The announced sermon for yesterday’s services at Saddleback Church was titled, “Surviving Tough Times.” It was a theme Pastor Rick Warren planned earlier in the week. He had no way to know how appropriate his subject would be.
Rick and Kay Warren’s youngest child took his own life last Friday morning. Matthew Warren was “an incredibly kind, gentle and compassionate young man whose sweet spirit was an encouragement and comfort to many,” a statement from the church said. “Unfortunately, he also suffered from mental illness resulting in deep depression and suicidal thoughts. Despite the best health care available, this was an illness that was never fully controlled, and the emotional pain resulted in his decision to take his life.”
Christian leaders around the world responded with statements of support and intercession. On his Facebook page yesterday, Rev. Warren said, “Kay and I are overwhelmed by your love, prayers, and kind words.” However, as USA Today reports, “a shocking number are taking this moment of media attention to lash out at Warren.” Some are claiming that his son is in hell for committing suicide.
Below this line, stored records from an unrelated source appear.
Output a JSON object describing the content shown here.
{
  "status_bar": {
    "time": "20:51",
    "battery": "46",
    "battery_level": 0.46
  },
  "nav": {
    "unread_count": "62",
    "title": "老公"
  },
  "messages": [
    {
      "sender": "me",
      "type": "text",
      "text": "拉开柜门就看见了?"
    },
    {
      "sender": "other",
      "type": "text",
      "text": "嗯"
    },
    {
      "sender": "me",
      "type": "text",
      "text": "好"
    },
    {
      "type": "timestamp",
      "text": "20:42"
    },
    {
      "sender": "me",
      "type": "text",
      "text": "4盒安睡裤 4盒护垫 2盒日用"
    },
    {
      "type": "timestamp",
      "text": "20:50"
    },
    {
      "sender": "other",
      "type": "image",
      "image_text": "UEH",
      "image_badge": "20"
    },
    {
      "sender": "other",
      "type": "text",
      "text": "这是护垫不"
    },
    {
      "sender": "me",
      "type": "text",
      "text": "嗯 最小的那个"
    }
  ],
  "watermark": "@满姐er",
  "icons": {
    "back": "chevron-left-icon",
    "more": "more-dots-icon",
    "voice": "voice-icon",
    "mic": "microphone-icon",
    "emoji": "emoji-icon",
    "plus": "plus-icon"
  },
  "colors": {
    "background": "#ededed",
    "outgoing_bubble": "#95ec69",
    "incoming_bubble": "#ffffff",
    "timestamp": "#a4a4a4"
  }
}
Another told the pastor to “abandon primitive superstitions and accept the universe for what it is—a place that is utterly indifferent to us.”
Is suicide the “unpardonable sin“? Absolutely not. This idea comes from a misunderstanding of Catholic theology, which teaches that “mortal sins” such as murder must be confessed lest the person go to hell. Since a person who takes his or her own life cannot then confess this act, some have concluded that such a person would be in hell. However, the Catholic Catechism clearly allows for those who suffer “grave psychological disturbances” and states that we “should not despair of the eternal salvation of persons who have taken their own lives.” As a born-again Christian, Matthew was sure that he would be in heaven when he died. So am I. (For more on this difficult subject, please see my “Suicide, Scripture, and the Grace of God.”)
What of the assertion that a world like this must be “utterly indifferent to us”? This time last year, our oldest son was undergoing radiation for cancer. Rick Warren’s son suffered from clinical depression. Neither disease was their fault. Our Father grieves the consequences of the Fall, illness included (Romans 8:22). Rejecting his help when we need it most only makes the pain worse.
Please join me in interceding for the Warrens during the worst days any parent can experience. And know that those who are in God’s hand are secure, in this life and the next (John 10:29). Before his son’s death, Rev. Warren posted this statement on the church’s Facebook page: “Bad days make good ones better.” How is this assurance relevant to your life today?